Jonquil is an old fashioned name to me and daffodil a more modern term, but whatever you call them, these sprightly flowers are sure to make you smile. The name jonquil stems from the Spanish word for rush referring to the rush like leaves of this plant in the Narcissus genus. Something I didn't know is the jonquil species has the strongest oil for use in perfumes and has been cultivated in France since the 18th century.
I found this vase in California some years ago immediately recognizing the color, shape, and decoration as Roseville Pottery. Although it does not have the Roseville stamp, many Roseville pots do not, this is most certainly one of theirs. I love how the leaves wrap around to the bottom. The vase was made in the 1930s and is called Jonquils after the floral decoration. Roseville Pottery was started in the 1890s in Roseville, Ohio by J.F. Weaver. Roseville Pottery produced decorative art pottery and utilitarian stoneware until the 1950s. Roseville Pottery is collected by many folks. A record was set in 2007 for a piece of decorative art pottery designed by Fredrick Hurten Rhead which sold for $516,000.
Daffodils are native to the Mediterranean region, Africa and Europe but they have spread and naturalized around most of the world. Nowadays there are so many hybridized species it's hard to keep them all straight. When we lived in Arkansas daffodils sprouted up all over our farm. Gardeners there told us not to mow the leaves down for six weeks so enough energy was sent to the bulb so they'd bloom again the next year. Flower images were borrowed from the net.

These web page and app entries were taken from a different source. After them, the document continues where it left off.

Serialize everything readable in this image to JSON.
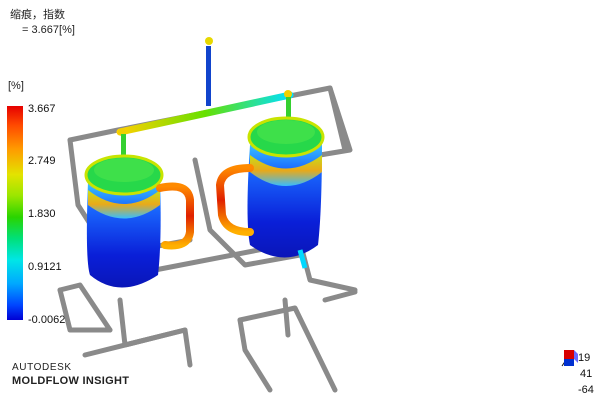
{
  "result": {
    "name": "缩痕，指数",
    "value_line": "= 3.667[%]"
  },
  "legend": {
    "unit": "[%]",
    "ticks": [
      "3.667",
      "2.749",
      "1.830",
      "0.9121",
      "-0.0062"
    ],
    "colors": [
      "#e60000",
      "#ff9a00",
      "#e3e300",
      "#29d400",
      "#00e6e6",
      "#0046ff",
      "#0000d4"
    ]
  },
  "branding": {
    "line1": "AUTODESK",
    "line2": "MOLDFLOW INSIGHT"
  },
  "triad": {
    "values": [
      "19",
      "41",
      "-64"
    ]
  }
}
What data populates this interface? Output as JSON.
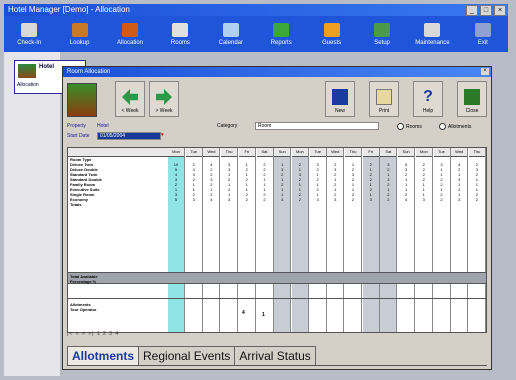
{
  "window": {
    "title": "Hotel Manager [Demo] - Allocation"
  },
  "toolbar": {
    "buttons": [
      {
        "label": "Check-In",
        "icon": "checkin-icon",
        "color": "#d8d8d8"
      },
      {
        "label": "Lookup",
        "icon": "lookup-icon",
        "color": "#c87a28"
      },
      {
        "label": "Allocation",
        "icon": "allocation-icon",
        "color": "#d05a18"
      },
      {
        "label": "Rooms",
        "icon": "rooms-icon",
        "color": "#e0e0e0"
      },
      {
        "label": "Calendar",
        "icon": "calendar-icon",
        "color": "#b0d0f0"
      },
      {
        "label": "Reports",
        "icon": "reports-icon",
        "color": "#3aa83a"
      },
      {
        "label": "Guests",
        "icon": "guests-icon",
        "color": "#f0a020"
      },
      {
        "label": "Setup",
        "icon": "setup-icon",
        "color": "#4a9a4a"
      },
      {
        "label": "Maintenance",
        "icon": "maintenance-icon",
        "color": "#d8d8d8"
      },
      {
        "label": "Exit",
        "icon": "exit-icon",
        "color": "#90a0d0"
      }
    ]
  },
  "sidebar": {
    "item_title": "Hotel",
    "item_sub": "Allocation"
  },
  "dialog": {
    "title": "Room Allocation",
    "buttons": {
      "prev": "< Week",
      "next": "> Week",
      "new": "New",
      "print": "Print",
      "help": "Help",
      "close": "Close"
    },
    "filters": {
      "property_label": "Property",
      "property_value": "Hotel",
      "start_label": "Start Date",
      "start_value": "01/05/2004",
      "category_label": "Category",
      "category_value": "Room",
      "radio1": "Rooms",
      "radio2": "Allotments"
    }
  },
  "grid": {
    "row_labels": [
      "Room Type",
      "Deluxe Twin",
      "Deluxe Double",
      "Standard Twin",
      "Standard Double",
      "Family Room",
      "Executive Suite",
      "Single Room",
      "Economy",
      "Totals"
    ],
    "col_headers": [
      "Mon",
      "Tue",
      "Wed",
      "Thu",
      "Fri",
      "Sat",
      "Sun",
      "Mon",
      "Tue",
      "Wed",
      "Thu",
      "Fri",
      "Sat",
      "Sun",
      "Mon",
      "Tue",
      "Wed",
      "Thu"
    ],
    "values": [
      [
        "10",
        "2",
        "4",
        "3",
        "1",
        "2",
        "1",
        "2",
        "3",
        "2",
        "1",
        "2",
        "3",
        "5",
        "2",
        "3",
        "4",
        "2"
      ],
      [
        "5",
        "4",
        "2",
        "3",
        "2",
        "2",
        "3",
        "1",
        "2",
        "3",
        "2",
        "1",
        "2",
        "3",
        "2",
        "1",
        "2",
        "3"
      ],
      [
        "4",
        "3",
        "2",
        "1",
        "1",
        "2",
        "2",
        "3",
        "1",
        "2",
        "3",
        "2",
        "1",
        "2",
        "2",
        "1",
        "1",
        "2"
      ],
      [
        "3",
        "2",
        "3",
        "2",
        "2",
        "1",
        "1",
        "2",
        "2",
        "1",
        "2",
        "2",
        "3",
        "1",
        "2",
        "2",
        "3",
        "1"
      ],
      [
        "2",
        "1",
        "2",
        "1",
        "1",
        "1",
        "2",
        "1",
        "1",
        "2",
        "1",
        "1",
        "2",
        "1",
        "1",
        "2",
        "1",
        "1"
      ],
      [
        "1",
        "1",
        "1",
        "2",
        "1",
        "1",
        "1",
        "1",
        "2",
        "1",
        "1",
        "2",
        "1",
        "1",
        "1",
        "1",
        "2",
        "1"
      ],
      [
        "3",
        "2",
        "2",
        "1",
        "2",
        "2",
        "1",
        "2",
        "1",
        "2",
        "2",
        "1",
        "2",
        "2",
        "1",
        "2",
        "1",
        "2"
      ],
      [
        "5",
        "3",
        "4",
        "3",
        "2",
        "2",
        "4",
        "2",
        "3",
        "3",
        "2",
        "3",
        "2",
        "4",
        "3",
        "2",
        "3",
        "2"
      ]
    ],
    "band_label": "Total Available",
    "band_sub": "Percentage %",
    "lower_label": "Allotments",
    "lower_sub": "Tour Operator",
    "lower_values": [
      "4",
      "1"
    ]
  },
  "navbar": "|< < > >| 1 2 3 4",
  "tabs": [
    {
      "label": "Allotments",
      "active": true
    },
    {
      "label": "Regional Events",
      "active": false
    },
    {
      "label": "Arrival Status",
      "active": false
    }
  ]
}
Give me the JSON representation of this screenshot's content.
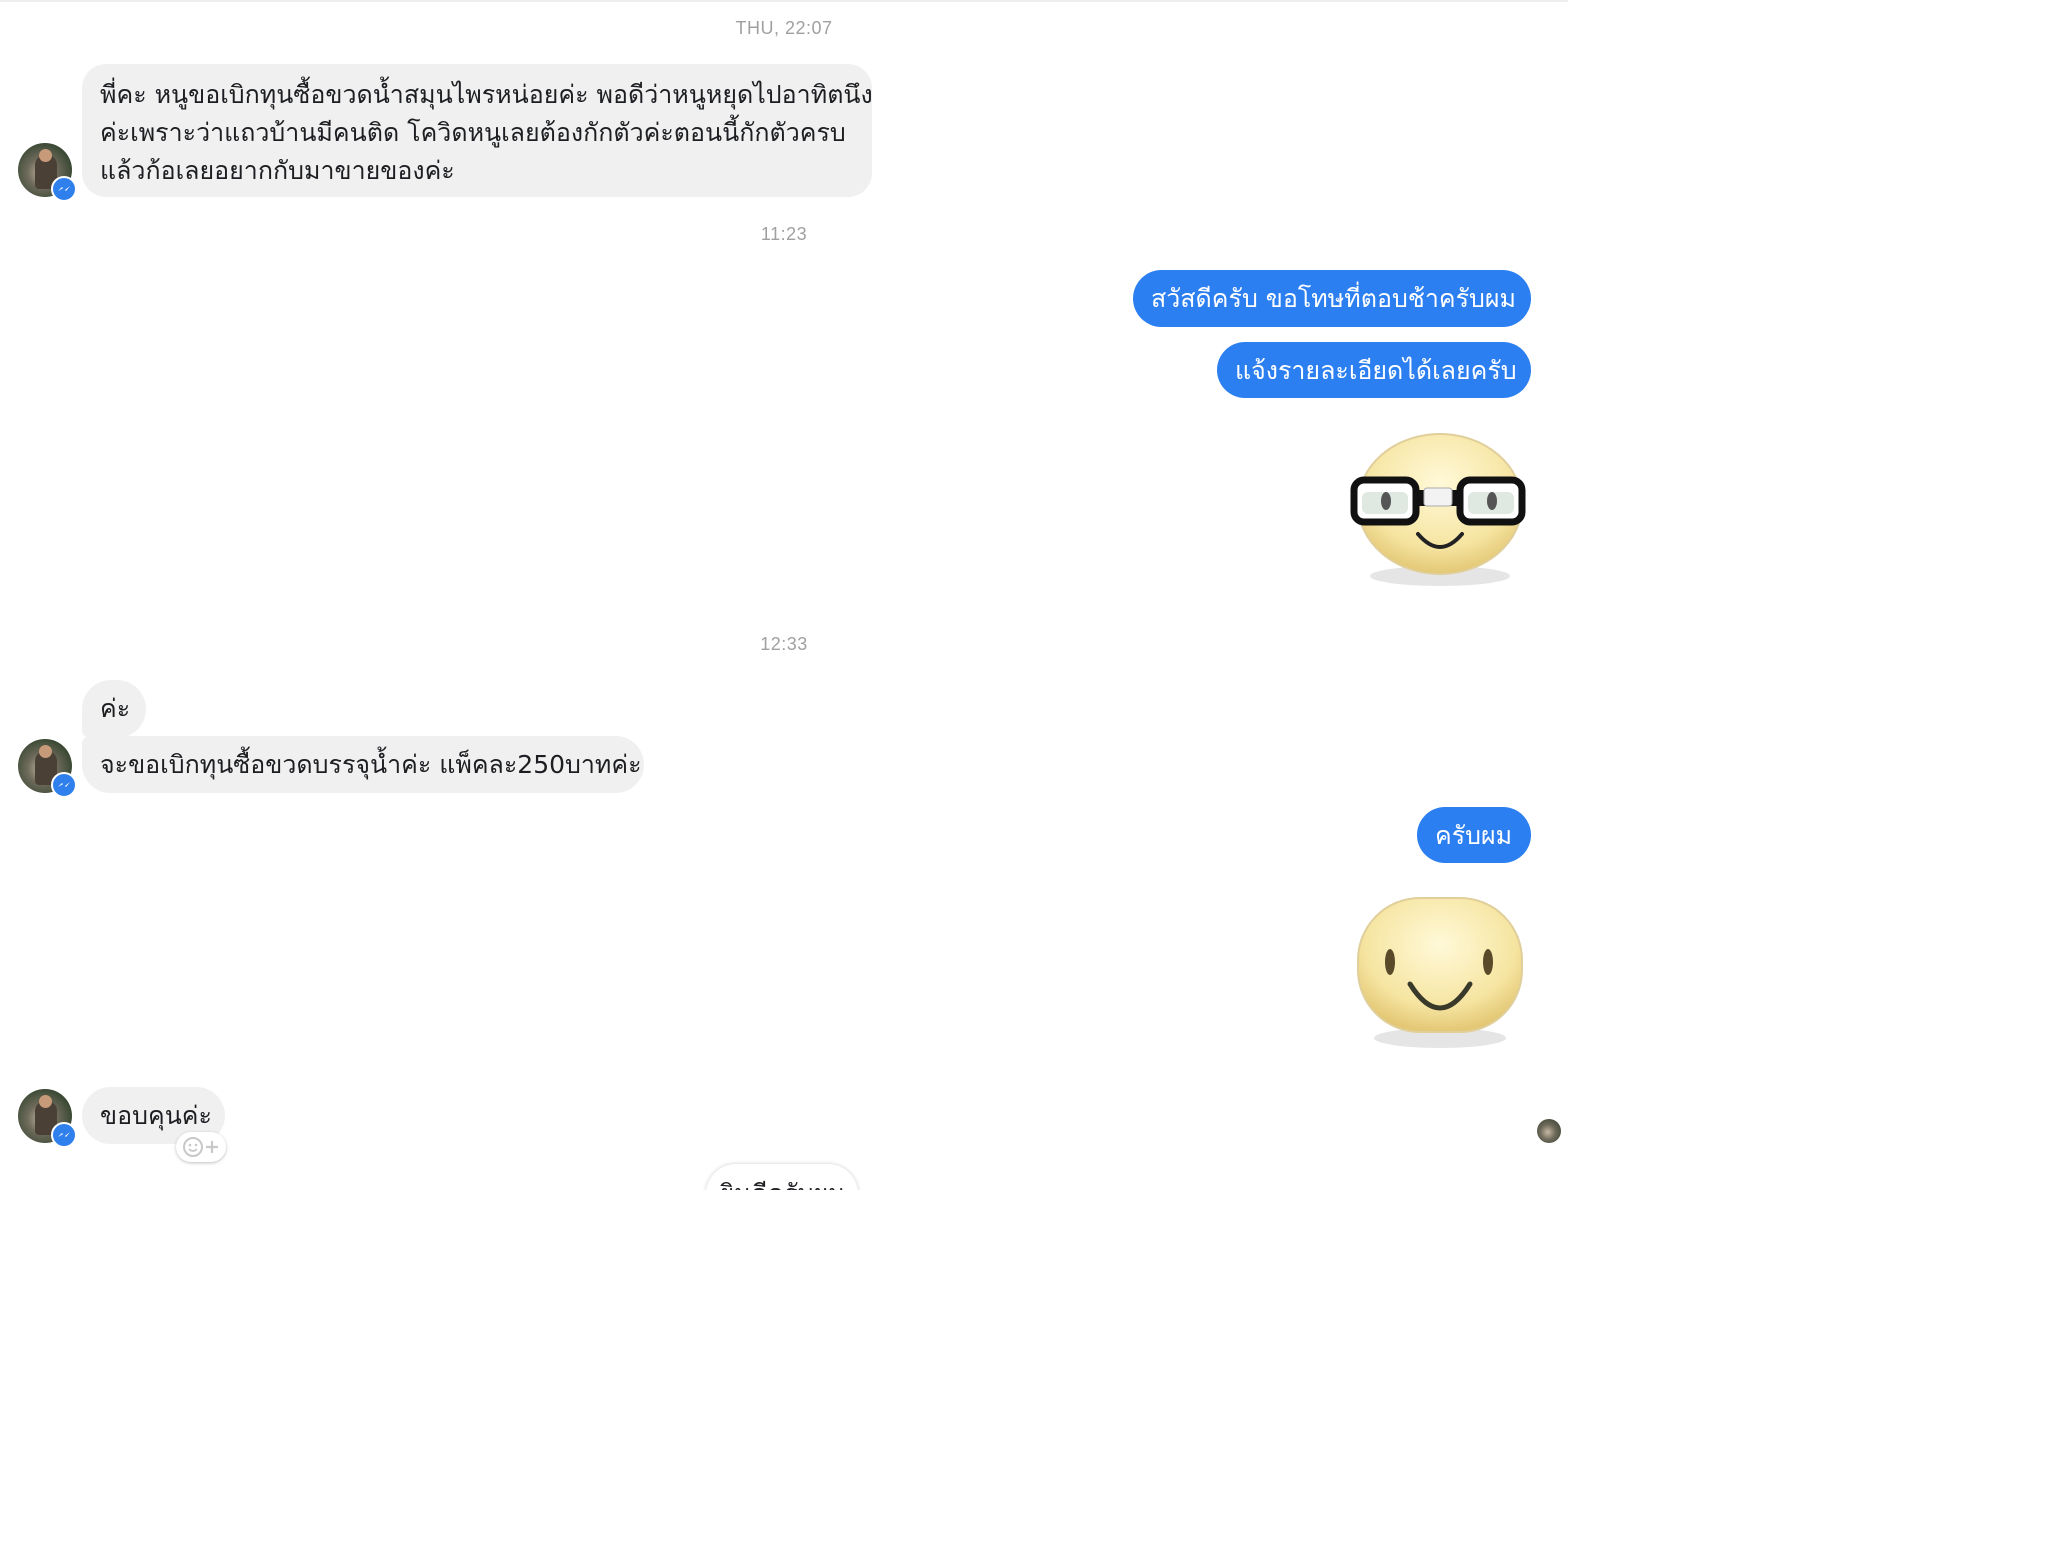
{
  "conversation": {
    "timestamps": [
      "THU, 22:07",
      "11:23",
      "12:33"
    ],
    "messages": {
      "m1_lines": [
        "พี่คะ หนูขอเบิกทุนซื้อขวดน้ำสมุนไพรหน่อยค่ะ พอดีว่าหนูหยุดไปอาทิตนึง",
        "ค่ะเพราะว่าแถวบ้านมีคนติด โควิดหนูเลยต้องกักตัวค่ะตอนนี้กักตัวครบ",
        "แล้วก้อเลยอยากกับมาขายของค่ะ"
      ],
      "m2": "สวัสดีครับ ขอโทษที่ตอบช้าครับผม",
      "m3": "แจ้งรายละเอียดได้เลยครับ",
      "m4": "ค่ะ",
      "m5": "จะขอเบิกทุนซื้อขวดบรรจุน้ำค่ะ  แพ็คละ250บาทค่ะ",
      "m6": "ครับผม",
      "m7": "ขอบคุนค่ะ"
    },
    "stickers": [
      "nerd-glasses-face-sticker",
      "smiling-face-sticker"
    ],
    "partial_bottom_text": "ยินดีครับผม"
  },
  "colors": {
    "incoming_bubble": "#f0f0f0",
    "outgoing_bubble": "#2c7ff0",
    "timestamp_text": "#a0a0a0",
    "messenger_badge": "#2f80ed"
  },
  "icons": [
    "messenger-badge-icon",
    "add-reaction-icon"
  ]
}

Many cancer societies around the world use the daffodil as a symbol for cancer awareness and for fund raising efforts. Daffodil Days was first implemented in Toronto in 1957 by the Canadian Cancer Society. Daffodils are grown commercially in Wales to produce galantamine, a drug used to combat Alzheimers. For a visual treat of daffodils displayed in contemporary pots check Catherine White's blog post daffodil days. Then for the pièce de résistance please go to this Catherine Kunst blog for her post on Daffodil Days for an inspiring read for any day. Thanks for reading and for all your comments.